Snake Fire Update - August 8, 2013 - 10:30 a.m.
U.S. Department of the Interior
Grand Teton National Park
U.S. Department of Agriculture
Bridger-Teton National Forest
The Snake Fire was discovered shortly after 4:00 p.m. on Monday, August 5, burning in heavy timber about three miles east of the South Entrance to Yellowstone National Park along the boundary with the Bridger-Teton National Forest. The area had received numerous lightning strikes last Wednesday, and one of these strikes smoldered and came to life Monday starting the fire. Firefighting efforts are being jointly managed by the Bridger-Teton National Forest, Grand Teton National Park, and Yellowstone National Park.
The relative humidity remained fairly low into the evening, resulting in some tree torching within the 200 acre perimeter which was visible a great distance from the fire. Yesterday, additional firefighters were placed at the Mount Sheridan Lookout to get another good view to monitor the fire.
The Type 3 fire management team is in place and began working out of the Incident Command Post at Grant Village this morning. Monitoring of fire will remain the primary focus again today. Fire crews will continue their structure protection efforts at a backcountry patrol cabin, and will continue developing plans for structure protection around the park’s South Entrance for future use if needed.
All roads leading into and through the parks and the forest and all campgrounds, lodging, stores, and visitor services are open. The fire poses no threat to visitors or area residents. At times a tall smoke column rising above the fire may be seen from locations a very long distance away from the fire.
Public and firefighter safety is always the first concern and priority. The Greater Yellowstone area is a fire adapted ecosystem. Fire plays an important role in maintaining the health of this area’s wildlife habitat and vegetation. Fires are managed to protect people and property, enhance the area’s natural resources where appropriate, and safely and effectively use available firefighting resources.
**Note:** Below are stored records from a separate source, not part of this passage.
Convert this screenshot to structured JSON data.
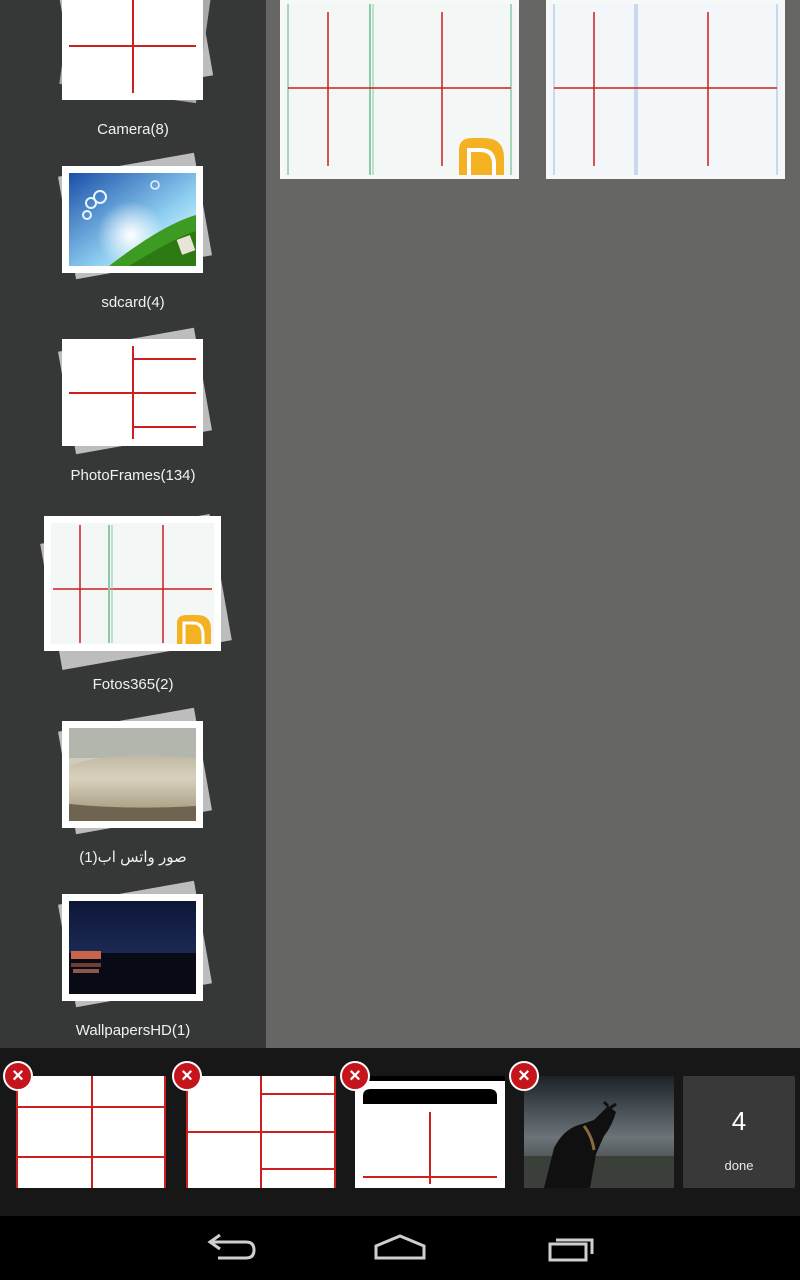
{
  "albums": [
    {
      "label": "Camera(8)"
    },
    {
      "label": "sdcard(4)"
    },
    {
      "label": "PhotoFrames(134)"
    },
    {
      "label": "Fotos365(2)"
    },
    {
      "label": "صور واتس اب(1)"
    },
    {
      "label": "WallpapersHD(1)"
    }
  ],
  "tray": {
    "done_count": "4",
    "done_label": "done",
    "remove_symbol": "×"
  },
  "icons": {
    "remove": "remove-circle-icon",
    "back": "back-icon",
    "home": "home-icon",
    "recents": "recent-apps-icon"
  },
  "colors": {
    "sidebar": "#363737",
    "main": "#666765",
    "tray": "#171717",
    "accent_red": "#c5141c",
    "grid_line": "#cc1f1f"
  }
}
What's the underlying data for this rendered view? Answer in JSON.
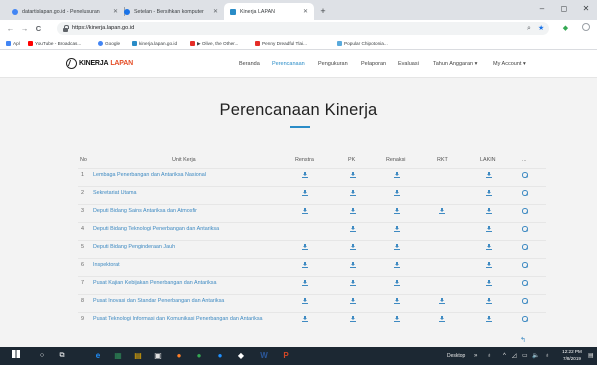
{
  "browser": {
    "tabs": [
      {
        "label": "datartislapan.go.id - Penelusuran",
        "close": "✕",
        "favicon_color": "#4285f4"
      },
      {
        "label": "Setelan - Bersihkan komputer",
        "close": "✕",
        "favicon_color": "#1a73e8"
      },
      {
        "label": "Kinerja LAPAN",
        "close": "✕",
        "favicon_color": "#2a8cc7"
      }
    ],
    "new_tab": "+",
    "window_controls": {
      "minimize": "–",
      "maximize": "◻",
      "close": "✕"
    },
    "nav": {
      "back": "←",
      "forward": "→",
      "reload": "C"
    },
    "url": "https://kinerja.lapan.go.id",
    "bookmarks": [
      {
        "label": "Apl",
        "color": "#4285f4"
      },
      {
        "label": "YouTube - Broadcas...",
        "color": "#ff0000"
      },
      {
        "label": "Google",
        "color": "#4285f4"
      },
      {
        "label": "kinerja.lapan.go.id",
        "color": "#2a8cc7"
      },
      {
        "label": "▶ Olive, the Other...",
        "color": "#e52d27"
      },
      {
        "label": "Penny Dreadful Tlai...",
        "color": "#e52d27"
      },
      {
        "label": "Popular Chipotonia...",
        "color": "#5aaadc"
      }
    ]
  },
  "site": {
    "logo_primary": "KINERJA",
    "logo_accent": "LAPAN",
    "nav": [
      {
        "label": "Beranda",
        "active": false
      },
      {
        "label": "Perencanaan",
        "active": true
      },
      {
        "label": "Pengukuran",
        "active": false
      },
      {
        "label": "Pelaporan",
        "active": false
      },
      {
        "label": "Evaluasi",
        "active": false
      },
      {
        "label": "Tahun Anggaran ▾",
        "active": false
      },
      {
        "label": "My Account ▾",
        "active": false
      }
    ],
    "accent_color": "#2a8cc7"
  },
  "main": {
    "title": "Perencanaan Kinerja",
    "table": {
      "headers": [
        "No",
        "Unit Kerja",
        "Renstra",
        "PK",
        "Renaksi",
        "RKT",
        "LAKIN",
        "..."
      ],
      "rows": [
        {
          "no": "1",
          "unit": "Lembaga Penerbangan dan Antariksa Nasional",
          "renstra": true,
          "pk": true,
          "renaksi": true,
          "rkt": false,
          "lakin": true
        },
        {
          "no": "2",
          "unit": "Sekretariat Utama",
          "renstra": true,
          "pk": true,
          "renaksi": true,
          "rkt": false,
          "lakin": true
        },
        {
          "no": "3",
          "unit": "Deputi Bidang Sains Antariksa dan Atmosfir",
          "renstra": true,
          "pk": true,
          "renaksi": true,
          "rkt": true,
          "lakin": true
        },
        {
          "no": "4",
          "unit": "Deputi Bidang Teknologi Penerbangan dan Antariksa",
          "renstra": false,
          "pk": true,
          "renaksi": true,
          "rkt": false,
          "lakin": true
        },
        {
          "no": "5",
          "unit": "Deputi Bidang Penginderaan Jauh",
          "renstra": true,
          "pk": true,
          "renaksi": true,
          "rkt": false,
          "lakin": true
        },
        {
          "no": "6",
          "unit": "Inspektorat",
          "renstra": true,
          "pk": true,
          "renaksi": true,
          "rkt": false,
          "lakin": true
        },
        {
          "no": "7",
          "unit": "Pusat Kajian Kebijakan Penerbangan dan Antariksa",
          "renstra": true,
          "pk": true,
          "renaksi": true,
          "rkt": false,
          "lakin": true
        },
        {
          "no": "8",
          "unit": "Pusat Inovasi dan Standar Penerbangan dan Antariksa",
          "renstra": true,
          "pk": true,
          "renaksi": true,
          "rkt": true,
          "lakin": true
        },
        {
          "no": "9",
          "unit": "Pusat Teknologi Informasi dan Komunikasi Penerbangan dan Antariksa",
          "renstra": true,
          "pk": true,
          "renaksi": true,
          "rkt": true,
          "lakin": true
        }
      ]
    },
    "undo_glyph": "↰"
  },
  "taskbar": {
    "desktop_label": "Desktop",
    "time": "12:22 PM",
    "date": "7/8/2019",
    "apps": [
      {
        "color": "#1e90ff",
        "glyph": "e"
      },
      {
        "color": "#2e8b57",
        "glyph": "▦"
      },
      {
        "color": "#f4b400",
        "glyph": "▤"
      },
      {
        "color": "#e0e0e0",
        "glyph": "▣"
      },
      {
        "color": "#ff7f27",
        "glyph": "●"
      },
      {
        "color": "#34a853",
        "glyph": "●"
      },
      {
        "color": "#1e90ff",
        "glyph": "●"
      },
      {
        "color": "#ffffff",
        "glyph": "◆"
      },
      {
        "color": "#2b579a",
        "glyph": "W"
      },
      {
        "color": "#d24726",
        "glyph": "P"
      }
    ]
  }
}
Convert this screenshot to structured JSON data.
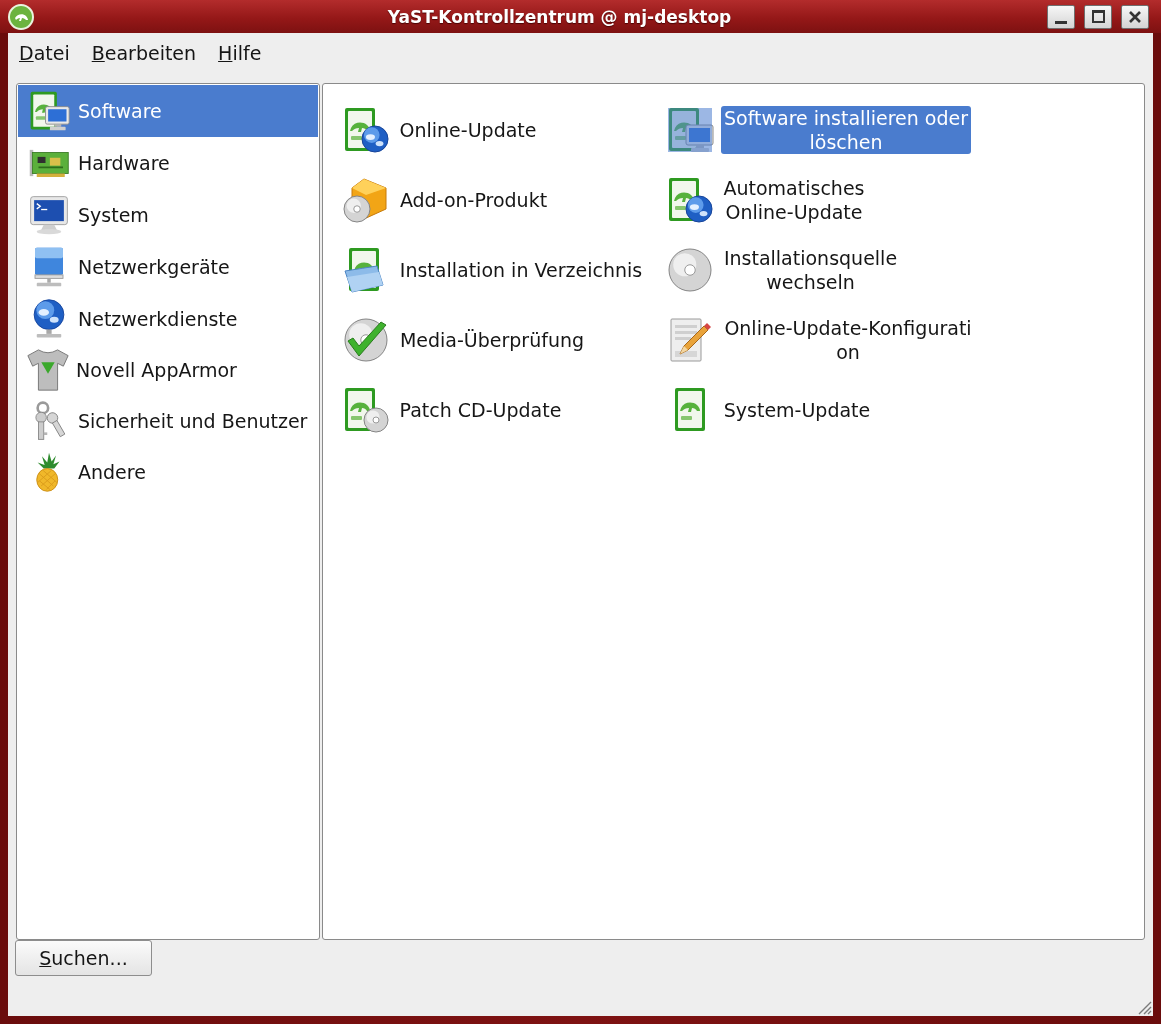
{
  "window": {
    "title": "YaST-Kontrollzentrum @ mj-desktop"
  },
  "menu": [
    {
      "label": "Datei"
    },
    {
      "label": "Bearbeiten"
    },
    {
      "label": "Hilfe"
    }
  ],
  "sidebar": {
    "items": [
      {
        "label": "Software",
        "selected": true
      },
      {
        "label": "Hardware",
        "selected": false
      },
      {
        "label": "System",
        "selected": false
      },
      {
        "label": "Netzwerkgeräte",
        "selected": false
      },
      {
        "label": "Netzwerkdienste",
        "selected": false
      },
      {
        "label": "Novell AppArmor",
        "selected": false
      },
      {
        "label": "Sicherheit und Benutzer",
        "selected": false
      },
      {
        "label": "Andere",
        "selected": false
      }
    ]
  },
  "modules": {
    "items": [
      {
        "label": "Online-Update",
        "selected": false
      },
      {
        "label": "Add-on-Produkt",
        "selected": false
      },
      {
        "label": "Installation in Verzeichnis",
        "selected": false
      },
      {
        "label": "Media-Überprüfung",
        "selected": false
      },
      {
        "label": "Patch CD-Update",
        "selected": false
      },
      {
        "label": "Software installieren oder löschen",
        "selected": true
      },
      {
        "label": "Automatisches Online-Update",
        "selected": false
      },
      {
        "label": "Installationsquelle wechseln",
        "selected": false
      },
      {
        "label": "Online-Update-Konfiguration",
        "selected": false
      },
      {
        "label": "System-Update",
        "selected": false
      }
    ]
  },
  "search_button": {
    "label": "Suchen..."
  }
}
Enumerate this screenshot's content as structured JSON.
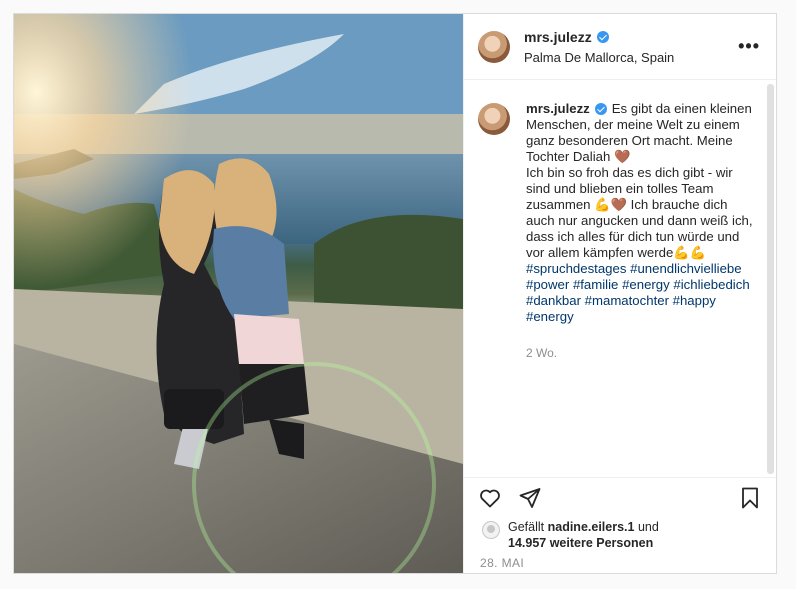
{
  "post": {
    "username": "mrs.julezz",
    "location": "Palma De Mallorca, Spain",
    "more_label": "•••"
  },
  "caption": {
    "username": "mrs.julezz",
    "line1": "Es gibt da einen kleinen Menschen, der meine Welt zu einem ganz besonderen Ort macht. Meine Tochter Daliah ",
    "heart1": "🤎",
    "line2": "Ich bin so froh das es dich gibt - wir sind und blieben ein tolles Team zusammen ",
    "emoji2": "💪🤎",
    "line3": " Ich brauche dich auch nur angucken und dann weiß ich, dass ich alles für dich tun würde und vor allem kämpfen werde",
    "emoji3": "💪💪",
    "hashtags": [
      "#spruchdestages",
      "#unendlichvielliebe",
      "#power",
      "#familie",
      "#energy",
      "#ichliebedich",
      "#dankbar",
      "#mamatochter",
      "#happy",
      "#energy"
    ],
    "time": "2 Wo."
  },
  "likes": {
    "prefix": "Gefällt ",
    "user": "nadine.eilers.1",
    "mid": " und",
    "count": "14.957 weitere Personen"
  },
  "date": "28. MAI",
  "icons": [
    "heart-icon",
    "share-icon",
    "bookmark-icon",
    "verified-icon",
    "more-icon"
  ],
  "colors": {
    "link": "#00376b",
    "verified": "#3897f0",
    "muted": "#8e8e8e"
  }
}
The next fire update will be prepared and distributed by 10:00 p.m. Thursday, August 8. Updates will be posted online at http://inciweb.nwcg.gov/incident/3600/.
Did You Know?
Some groups of Shoshone Indians, who adapted to a mountain existence, chose not to acquire the horse. These included the Sheep Eaters, or Tukudika, who used dogs to transport food, hides, and other provisions. The Sheep Eaters lived in many locations in Yellowstone.